If you suffer from acid reflux or GERD, bacon may be a food to avoid. Bacon is high in fat, which can slow down digestion and cause an increase in stomach acid production. This increase in stomach acid can lead to acid reflux symptoms such as heartburn and regurgitation. Bacon is also acidic, with a pH that ranges from 5.20 to 6.12, which can further aggravate acid reflux symptoms.
Overcooked bacon can be even more problematic for those with acid reflux. Overcooking meats can release chemicals and molecules that promote inflammation in the stomach and esophagus, making it more likely for acid reflux symptoms to occur. Additionally, the preservatives used in processed cured meats like bacon, such as nitrites and nitrates, can form nitrosamines when exposed to high heat. Nitrosamines are known carcinogens and can increase a person’s risk for colorectal cancer.
If you are a bacon lover but suffer from acid reflux, there are ways to still enjoy this food without experiencing discomfort. Opt for leaner cuts of bacon and cook it until it is crispy to reduce its fat content. Pair your bacon with non-acidic foods like eggs or whole wheat toast. It’s also important to limit your intake of bacon and other processed meats to reduce your risk of developing cancer and other health issues.
Gout And Bacon Consumption
Gout is a type of arthritis that occurs when there is an excess of uric acid in the body, leading to the formation of crystals in the joints and tissues. Bacon consumption can be a trigger for gout attacks due to its high purine content. Purines are broken down into uric acid, which can accumulate in the joints and cause inflammation and pain.
While bacon consumption alone may not cause gout, it can contribute to an increased risk of developing the condition. Patients with gout should limit their consumption of high-purine foods, including bacon, to prevent flare-ups. It is recommended that patients with gout avoid meats such as bacon, turkey, veal, venison, and organ meats like liver.
In addition to its high purine content, bacon is also high in fat and sodium, which can contribute to weight gain and high blood pressure. These conditions can exacerbate gout symptoms and increase the risk of developing other health problems.

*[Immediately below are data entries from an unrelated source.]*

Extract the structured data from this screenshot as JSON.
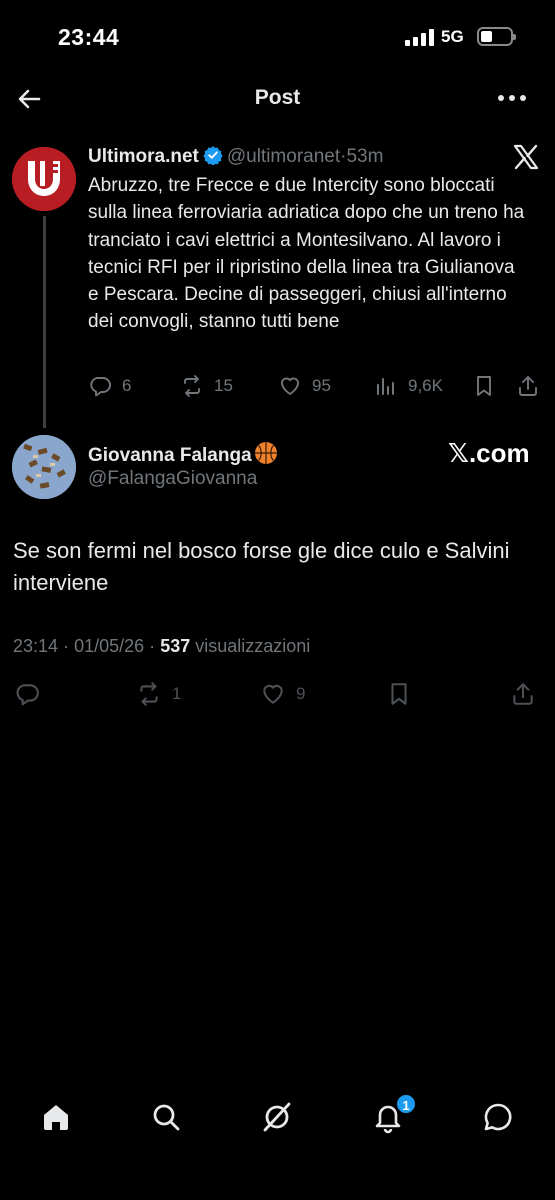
{
  "status_bar": {
    "time": "23:44",
    "network": "5G"
  },
  "header": {
    "title": "Post"
  },
  "quoted_tweet": {
    "name": "Ultimora.net",
    "handle": "@ultimoranet",
    "separator": "·",
    "age": "53m",
    "text": "Abruzzo, tre Frecce e due Intercity sono bloccati sulla linea ferroviaria adriatica dopo che un treno ha tranciato i cavi elettrici a Montesilvano. Al lavoro i tecnici RFI per il ripristino della linea tra Giulianova e Pescara. Decine di passeggeri, chiusi all'interno dei convogli, stanno tutti bene",
    "replies": "6",
    "reposts": "15",
    "likes": "95",
    "views": "9,6K"
  },
  "reply_tweet": {
    "name": "Giovanna Falanga",
    "handle": "@FalangaGiovanna",
    "watermark": "𝕏.com",
    "text": "Se son fermi nel bosco forse gle dice culo e Salvini interviene",
    "time": "23:14",
    "date_sep": "·",
    "date": "01/05/26",
    "views_sep": "·",
    "views_count": "537",
    "views_label": "visualizzazioni",
    "reposts": "1",
    "likes": "9"
  },
  "bottom_nav": {
    "items": [
      "home-icon",
      "search-icon",
      "grok-icon",
      "notifications-icon",
      "messages-icon"
    ],
    "notification_badge": "1"
  },
  "colors": {
    "accent": "#1d9bf0",
    "background": "#000000",
    "secondary_text": "#71767b",
    "brand_red": "#b81d24"
  }
}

To reduce the risk of gout attacks, patients should limit their consumption of bacon and other high-purine foods. Instead, they should focus on consuming low-fat dairy foods, complex carbohydrates, coffee, and fruits (especially citrus). Drinking plenty of fluids from a variety of sources such as water, non-sweetened juice, tea, and coffee is also beneficial for managing gout symptoms.
It is important for patients with gout to work closely with their healthcare providers to develop a personalized treatment plan that includes both medication and dietary modifications. By making lifestyle changes and taking prescribed medications as directed, patients with gout can manage their symptoms and improve their overall quality of life.
Minimizing Your Risk Of Getting Sick From Bacon
If you want to continue enjoying bacon but minimize your risk of getting sick, there are several steps you can take. First and foremost, always cook your bacon thoroughly. Cooking bacon to a temperature of 145 degrees Fahrenheit will kill most bacteria and parasites that may be present. It’s also important to avoid overcooking your bacon, as this can increase its acidity and promote inflammation in your stomach and esophagus.
When purchasing bacon, look for options that are nitrate-free or contain lower levels of nitrates. Nitrate-free bacon is often labeled as “uncured” or “no nitrate or nitrite added.” However, be aware that some of these products may still contain high levels of nitrates from natural sources such as celery juice or powder.
Consider reducing your overall consumption of processed meats, including bacon. Try incorporating other protein sources into your diet, such as lean cuts of pork, chicken, fish, or plant-based options like tofu or beans. If you do choose to eat bacon, enjoy it in moderation and balance it with plenty of fruits, vegetables, and whole grains.